As I have written before, I spent almost 5 years in a nearly affectionless relationship. It wasn’t a complete drought. He would hug me when I forced it on him. Occasionally we would touch in our sleep. Sometimes he’d hold my hand – again, if I forced him to. But I can likely count the number of times we had sex on both hands … in 5 years.
When I read it on paper, I can’t believe I lived like that for so long but in many ways as I was going through it, it was more like death by a thousand cuts. At first, I barely noticed it. I mean, I knew we weren’t having sex. I knew that when I tried to initiate sex, it went nowhere, but I didn’t know just how much it was hurting me every day.
I would say that I became more and more aware of it about a year before our relationship ended. That was when I made the decision to stop forcing my husband to hug me. It started as a small experiment. If I stop touching him, how long will it be until he touches me? One day became 2, became a week, became a month and then I felt like I had my answer. I wasn’t making this up. This was actually the reality of our relationship. We were companions with a love of craft beer who lived in the same house but were not a romantic couple.
While much of what was going on between my ex-husband and me became obvious to me over time, what I didn’t notice until much later was the impact that this was having on all of my relationships. Some of which still ripples through today. I began to isolate myself from people. In the moments when I was so desperate for connection, I pulled away from people to whom I had been closest for years. I felt such deep shame about the state of my life that I believed no one could understand what I was going through. And since I had been so quiet about my unhappiness for so long, the few times I tried to let people in on the situation fell flat. I am sure they thought this was coming from left field, I was just having a bad day, when for me it was so deep and so bad that it had bubbled up to a point where I couldn’t keep quiet about it anymore. And every time I tried to share where I was and it fell flat, it confirmed what I believe to be true. I was really broken and at this point, unlovable. I had fallen into a self-perpetuating and vicious cycle that continued to reinforce itself thus isolating me even more.

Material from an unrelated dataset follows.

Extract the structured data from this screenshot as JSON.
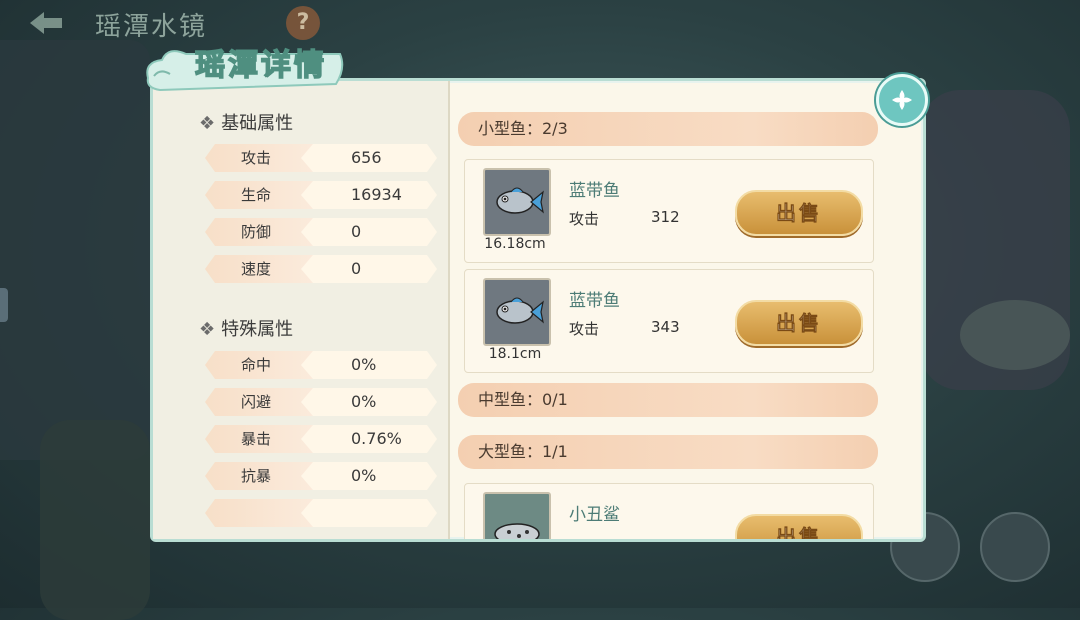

For more days than not in 2013, I was angry when I woke up in the morning. Not because I was pissed at someone but because I was actually angry that I woke up. I wasn’t ready or willing to kill myself but if I had died by some other means, I would have felt intense relief. When I talked with people about how awful my 2013, many wrote off my pain and only saw the fact that I left my marriage and worked to make things better. While I made many positive steps, the pain that I went through to get there took such a profound toll on my spirit and soul that I know I will never be the same. Not necessarily better or worse but most certainly not the same person that I was before.
There was a lot of disconnection in our marriage but I feel like at the end of the day, our dysfunction and hence my pain came down to the simple lack of touch. Connection. Comfort. The power of touch. As I find myself in a newish relationship that is deeply rooted in affection and touch, I can see even more clearly now just how much damage years of isolation were for me. It’s just one of those things that is going to take me a while to heal from.
I'm a single lady living in the suburbs of Philadelphia with 2 cats named Leo and Toby (after characters on "The West Wing" - one day I will have the ability to recite the entire series by heart.That's a noble goal, yes?).
I've had a varied career doing a bunch of technical stuff that isn't that interesting to folks who aren't doing it but my real passion is writing.I also get the fabulous pleasure of coaching people from time to time and that brings me amazing joy and energy.
If you want to hang with me there are things you should know:I curse.A lot.I like hoppy beer.A lot.I like big and deep red wines. A lot. I adore my friends.A lot, a lot.I am passionate about politics (or a big geek about them - you choose).I'm an accidental but rather passionate Unitarian and few things make me happier than my dining room table surrounded by people I love.And picking paint colors, let's not forget that. Find me online here.